• Source data:
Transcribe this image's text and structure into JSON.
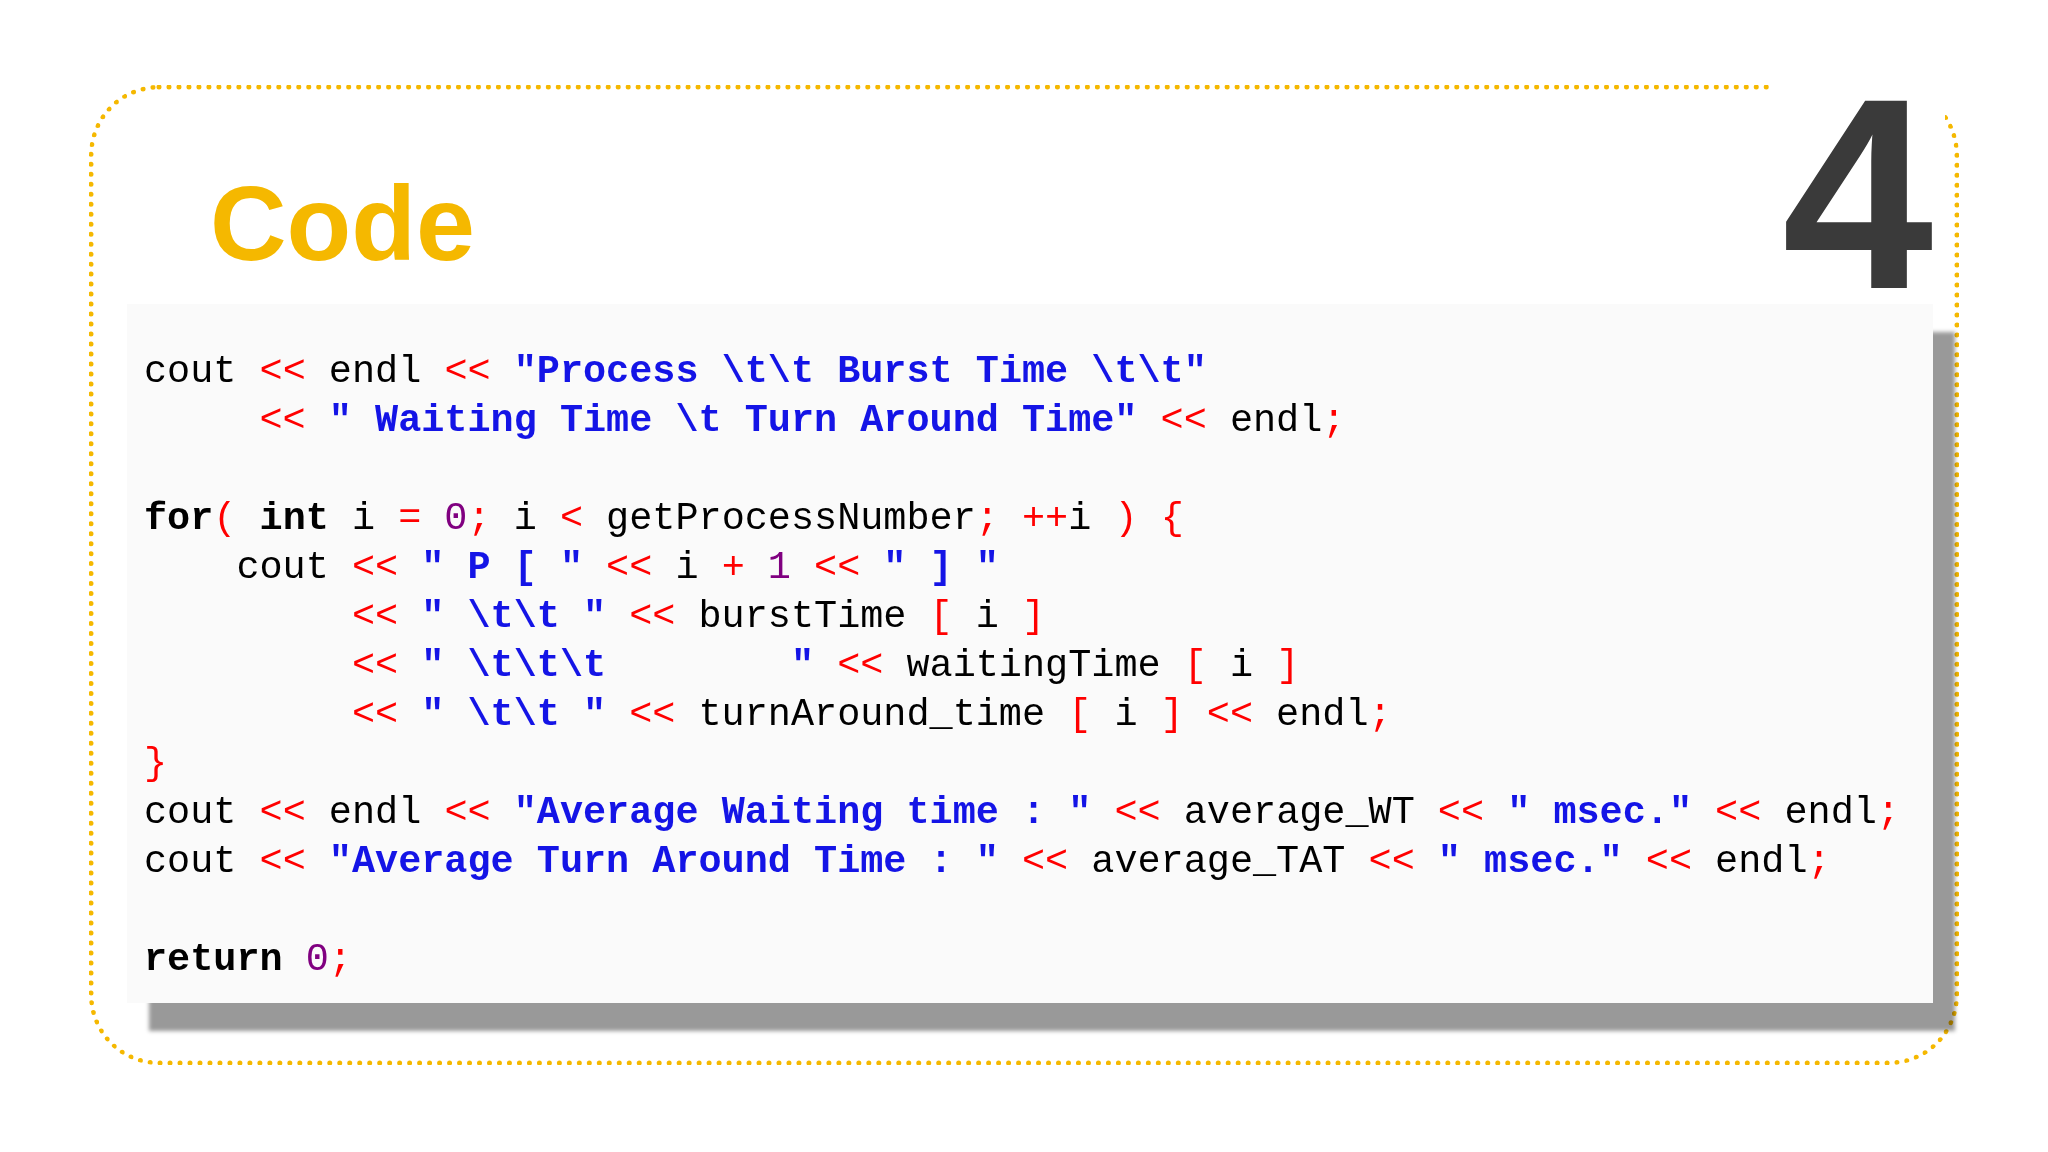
{
  "title": "Code",
  "number": "4",
  "code": {
    "blocks": [
      [
        {
          "tokens": [
            {
              "kind": "plain",
              "text": "cout "
            },
            {
              "kind": "op",
              "text": "<<"
            },
            {
              "kind": "plain",
              "text": " endl "
            },
            {
              "kind": "op",
              "text": "<<"
            },
            {
              "kind": "str",
              "text": " \"Process \\t\\t Burst Time \\t\\t\""
            }
          ]
        },
        {
          "tokens": [
            {
              "kind": "op",
              "text": "     <<"
            },
            {
              "kind": "str",
              "text": " \" Waiting Time \\t Turn Around Time\""
            },
            {
              "kind": "op",
              "text": " <<"
            },
            {
              "kind": "plain",
              "text": " endl"
            },
            {
              "kind": "op",
              "text": ";"
            }
          ]
        }
      ],
      [
        {
          "tokens": [
            {
              "kind": "kw",
              "text": "for"
            },
            {
              "kind": "op",
              "text": "("
            },
            {
              "kind": "kw",
              "text": " int"
            },
            {
              "kind": "plain",
              "text": " i "
            },
            {
              "kind": "op",
              "text": "="
            },
            {
              "kind": "num",
              "text": " 0"
            },
            {
              "kind": "op",
              "text": ";"
            },
            {
              "kind": "plain",
              "text": " i "
            },
            {
              "kind": "op",
              "text": "<"
            },
            {
              "kind": "plain",
              "text": " getProcessNumber"
            },
            {
              "kind": "op",
              "text": ";"
            },
            {
              "kind": "op",
              "text": " ++"
            },
            {
              "kind": "plain",
              "text": "i "
            },
            {
              "kind": "op",
              "text": ")"
            },
            {
              "kind": "op",
              "text": " {"
            }
          ]
        },
        {
          "tokens": [
            {
              "kind": "plain",
              "text": "    cout "
            },
            {
              "kind": "op",
              "text": "<<"
            },
            {
              "kind": "str",
              "text": " \" P [ \""
            },
            {
              "kind": "op",
              "text": " <<"
            },
            {
              "kind": "plain",
              "text": " i "
            },
            {
              "kind": "op",
              "text": "+"
            },
            {
              "kind": "num",
              "text": " 1"
            },
            {
              "kind": "op",
              "text": " <<"
            },
            {
              "kind": "str",
              "text": " \" ] \""
            }
          ]
        },
        {
          "tokens": [
            {
              "kind": "op",
              "text": "         <<"
            },
            {
              "kind": "str",
              "text": " \" \\t\\t \""
            },
            {
              "kind": "op",
              "text": " <<"
            },
            {
              "kind": "plain",
              "text": " burstTime "
            },
            {
              "kind": "op",
              "text": "["
            },
            {
              "kind": "plain",
              "text": " i "
            },
            {
              "kind": "op",
              "text": "]"
            }
          ]
        },
        {
          "tokens": [
            {
              "kind": "op",
              "text": "         <<"
            },
            {
              "kind": "str",
              "text": " \" \\t\\t\\t        \""
            },
            {
              "kind": "op",
              "text": " <<"
            },
            {
              "kind": "plain",
              "text": " waitingTime "
            },
            {
              "kind": "op",
              "text": "["
            },
            {
              "kind": "plain",
              "text": " i "
            },
            {
              "kind": "op",
              "text": "]"
            }
          ]
        },
        {
          "tokens": [
            {
              "kind": "op",
              "text": "         <<"
            },
            {
              "kind": "str",
              "text": " \" \\t\\t \""
            },
            {
              "kind": "op",
              "text": " <<"
            },
            {
              "kind": "plain",
              "text": " turnAround_time "
            },
            {
              "kind": "op",
              "text": "["
            },
            {
              "kind": "plain",
              "text": " i "
            },
            {
              "kind": "op",
              "text": "]"
            },
            {
              "kind": "op",
              "text": " <<"
            },
            {
              "kind": "plain",
              "text": " endl"
            },
            {
              "kind": "op",
              "text": ";"
            }
          ]
        },
        {
          "tokens": [
            {
              "kind": "op",
              "text": "}"
            }
          ]
        },
        {
          "tokens": [
            {
              "kind": "plain",
              "text": "cout "
            },
            {
              "kind": "op",
              "text": "<<"
            },
            {
              "kind": "plain",
              "text": " endl "
            },
            {
              "kind": "op",
              "text": "<<"
            },
            {
              "kind": "str",
              "text": " \"Average Waiting time : \""
            },
            {
              "kind": "op",
              "text": " <<"
            },
            {
              "kind": "plain",
              "text": " average_WT "
            },
            {
              "kind": "op",
              "text": "<<"
            },
            {
              "kind": "str",
              "text": " \" msec.\""
            },
            {
              "kind": "op",
              "text": " <<"
            },
            {
              "kind": "plain",
              "text": " endl"
            },
            {
              "kind": "op",
              "text": ";"
            }
          ]
        },
        {
          "tokens": [
            {
              "kind": "plain",
              "text": "cout "
            },
            {
              "kind": "op",
              "text": "<<"
            },
            {
              "kind": "str",
              "text": " \"Average Turn Around Time : \""
            },
            {
              "kind": "op",
              "text": " <<"
            },
            {
              "kind": "plain",
              "text": " average_TAT "
            },
            {
              "kind": "op",
              "text": "<<"
            },
            {
              "kind": "str",
              "text": " \" msec.\""
            },
            {
              "kind": "op",
              "text": " <<"
            },
            {
              "kind": "plain",
              "text": " endl"
            },
            {
              "kind": "op",
              "text": ";"
            }
          ]
        }
      ],
      [
        {
          "tokens": [
            {
              "kind": "kw",
              "text": "return"
            },
            {
              "kind": "num",
              "text": " 0"
            },
            {
              "kind": "op",
              "text": ";"
            }
          ]
        }
      ]
    ]
  }
}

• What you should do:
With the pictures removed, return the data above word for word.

• Your response:
Transcribe this image's text and structure into JSON.
{
  "title": "Code",
  "number": "4",
  "code": {
    "blocks": [
      [
        {
          "tokens": [
            {
              "kind": "plain",
              "text": "cout "
            },
            {
              "kind": "op",
              "text": "<<"
            },
            {
              "kind": "plain",
              "text": " endl "
            },
            {
              "kind": "op",
              "text": "<<"
            },
            {
              "kind": "str",
              "text": " \"Process \\t\\t Burst Time \\t\\t\""
            }
          ]
        },
        {
          "tokens": [
            {
              "kind": "op",
              "text": "     <<"
            },
            {
              "kind": "str",
              "text": " \" Waiting Time \\t Turn Around Time\""
            },
            {
              "kind": "op",
              "text": " <<"
            },
            {
              "kind": "plain",
              "text": " endl"
            },
            {
              "kind": "op",
              "text": ";"
            }
          ]
        }
      ],
      [
        {
          "tokens": [
            {
              "kind": "kw",
              "text": "for"
            },
            {
              "kind": "op",
              "text": "("
            },
            {
              "kind": "kw",
              "text": " int"
            },
            {
              "kind": "plain",
              "text": " i "
            },
            {
              "kind": "op",
              "text": "="
            },
            {
              "kind": "num",
              "text": " 0"
            },
            {
              "kind": "op",
              "text": ";"
            },
            {
              "kind": "plain",
              "text": " i "
            },
            {
              "kind": "op",
              "text": "<"
            },
            {
              "kind": "plain",
              "text": " getProcessNumber"
            },
            {
              "kind": "op",
              "text": ";"
            },
            {
              "kind": "op",
              "text": " ++"
            },
            {
              "kind": "plain",
              "text": "i "
            },
            {
              "kind": "op",
              "text": ")"
            },
            {
              "kind": "op",
              "text": " {"
            }
          ]
        },
        {
          "tokens": [
            {
              "kind": "plain",
              "text": "    cout "
            },
            {
              "kind": "op",
              "text": "<<"
            },
            {
              "kind": "str",
              "text": " \" P [ \""
            },
            {
              "kind": "op",
              "text": " <<"
            },
            {
              "kind": "plain",
              "text": " i "
            },
            {
              "kind": "op",
              "text": "+"
            },
            {
              "kind": "num",
              "text": " 1"
            },
            {
              "kind": "op",
              "text": " <<"
            },
            {
              "kind": "str",
              "text": " \" ] \""
            }
          ]
        },
        {
          "tokens": [
            {
              "kind": "op",
              "text": "         <<"
            },
            {
              "kind": "str",
              "text": " \" \\t\\t \""
            },
            {
              "kind": "op",
              "text": " <<"
            },
            {
              "kind": "plain",
              "text": " burstTime "
            },
            {
              "kind": "op",
              "text": "["
            },
            {
              "kind": "plain",
              "text": " i "
            },
            {
              "kind": "op",
              "text": "]"
            }
          ]
        },
        {
          "tokens": [
            {
              "kind": "op",
              "text": "         <<"
            },
            {
              "kind": "str",
              "text": " \" \\t\\t\\t        \""
            },
            {
              "kind": "op",
              "text": " <<"
            },
            {
              "kind": "plain",
              "text": " waitingTime "
            },
            {
              "kind": "op",
              "text": "["
            },
            {
              "kind": "plain",
              "text": " i "
            },
            {
              "kind": "op",
              "text": "]"
            }
          ]
        },
        {
          "tokens": [
            {
              "kind": "op",
              "text": "         <<"
            },
            {
              "kind": "str",
              "text": " \" \\t\\t \""
            },
            {
              "kind": "op",
              "text": " <<"
            },
            {
              "kind": "plain",
              "text": " turnAround_time "
            },
            {
              "kind": "op",
              "text": "["
            },
            {
              "kind": "plain",
              "text": " i "
            },
            {
              "kind": "op",
              "text": "]"
            },
            {
              "kind": "op",
              "text": " <<"
            },
            {
              "kind": "plain",
              "text": " endl"
            },
            {
              "kind": "op",
              "text": ";"
            }
          ]
        },
        {
          "tokens": [
            {
              "kind": "op",
              "text": "}"
            }
          ]
        },
        {
          "tokens": [
            {
              "kind": "plain",
              "text": "cout "
            },
            {
              "kind": "op",
              "text": "<<"
            },
            {
              "kind": "plain",
              "text": " endl "
            },
            {
              "kind": "op",
              "text": "<<"
            },
            {
              "kind": "str",
              "text": " \"Average Waiting time : \""
            },
            {
              "kind": "op",
              "text": " <<"
            },
            {
              "kind": "plain",
              "text": " average_WT "
            },
            {
              "kind": "op",
              "text": "<<"
            },
            {
              "kind": "str",
              "text": " \" msec.\""
            },
            {
              "kind": "op",
              "text": " <<"
            },
            {
              "kind": "plain",
              "text": " endl"
            },
            {
              "kind": "op",
              "text": ";"
            }
          ]
        },
        {
          "tokens": [
            {
              "kind": "plain",
              "text": "cout "
            },
            {
              "kind": "op",
              "text": "<<"
            },
            {
              "kind": "str",
              "text": " \"Average Turn Around Time : \""
            },
            {
              "kind": "op",
              "text": " <<"
            },
            {
              "kind": "plain",
              "text": " average_TAT "
            },
            {
              "kind": "op",
              "text": "<<"
            },
            {
              "kind": "str",
              "text": " \" msec.\""
            },
            {
              "kind": "op",
              "text": " <<"
            },
            {
              "kind": "plain",
              "text": " endl"
            },
            {
              "kind": "op",
              "text": ";"
            }
          ]
        }
      ],
      [
        {
          "tokens": [
            {
              "kind": "kw",
              "text": "return"
            },
            {
              "kind": "num",
              "text": " 0"
            },
            {
              "kind": "op",
              "text": ";"
            }
          ]
        }
      ]
    ]
  }
}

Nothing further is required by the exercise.